§ **Action item**
Line by line, copy out the entries exactly and leave the pictures behind.
━━ Material provided ━━
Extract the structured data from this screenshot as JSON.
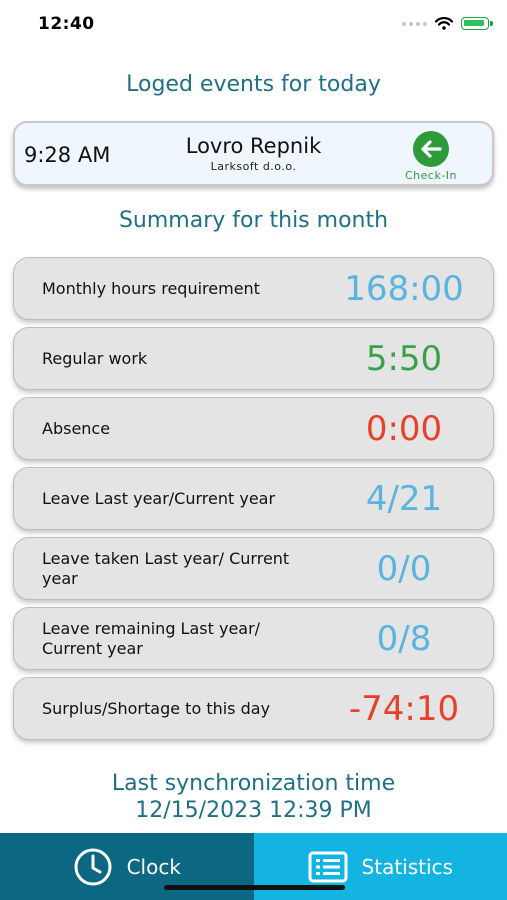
{
  "status_bar": {
    "time": "12:40"
  },
  "events": {
    "title": "Loged events for today",
    "card": {
      "time": "9:28 AM",
      "name": "Lovro Repnik",
      "company": "Larksoft d.o.o.",
      "action": "Check-In",
      "action_icon": "arrow-left-circle-icon"
    }
  },
  "summary": {
    "title": "Summary for this month",
    "rows": [
      {
        "label": "Monthly hours requirement",
        "value": "168:00",
        "color": "#5ab4df"
      },
      {
        "label": "Regular work",
        "value": "5:50",
        "color": "#3aa04a"
      },
      {
        "label": "Absence",
        "value": "0:00",
        "color": "#e8402a"
      },
      {
        "label": "Leave Last year/Current year",
        "value": "4/21",
        "color": "#5ab4df"
      },
      {
        "label": "Leave taken Last year/ Current year",
        "value": "0/0",
        "color": "#5ab4df"
      },
      {
        "label": "Leave remaining Last year/ Current year",
        "value": "0/8",
        "color": "#5ab4df"
      },
      {
        "label": "Surplus/Shortage to this day",
        "value": "-74:10",
        "color": "#e8402a"
      }
    ]
  },
  "sync": {
    "label": "Last synchronization time",
    "time": "12/15/2023 12:39 PM"
  },
  "tabs": [
    {
      "label": "Clock",
      "icon": "clock-icon",
      "color": "#0b6782"
    },
    {
      "label": "Statistics",
      "icon": "list-icon",
      "color": "#13b4e2"
    }
  ]
}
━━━
§ **Response to the exercise**
Extract the structured data from this screenshot as JSON.
{
  "status_bar": {
    "time": "12:40"
  },
  "events": {
    "title": "Loged events for today",
    "card": {
      "time": "9:28 AM",
      "name": "Lovro Repnik",
      "company": "Larksoft d.o.o.",
      "action": "Check-In",
      "action_icon": "arrow-left-circle-icon"
    }
  },
  "summary": {
    "title": "Summary for this month",
    "rows": [
      {
        "label": "Monthly hours requirement",
        "value": "168:00",
        "color": "#5ab4df"
      },
      {
        "label": "Regular work",
        "value": "5:50",
        "color": "#3aa04a"
      },
      {
        "label": "Absence",
        "value": "0:00",
        "color": "#e8402a"
      },
      {
        "label": "Leave Last year/Current year",
        "value": "4/21",
        "color": "#5ab4df"
      },
      {
        "label": "Leave taken Last year/ Current year",
        "value": "0/0",
        "color": "#5ab4df"
      },
      {
        "label": "Leave remaining Last year/ Current year",
        "value": "0/8",
        "color": "#5ab4df"
      },
      {
        "label": "Surplus/Shortage to this day",
        "value": "-74:10",
        "color": "#e8402a"
      }
    ]
  },
  "sync": {
    "label": "Last synchronization time",
    "time": "12/15/2023 12:39 PM"
  },
  "tabs": [
    {
      "label": "Clock",
      "icon": "clock-icon",
      "color": "#0b6782"
    },
    {
      "label": "Statistics",
      "icon": "list-icon",
      "color": "#13b4e2"
    }
  ]
}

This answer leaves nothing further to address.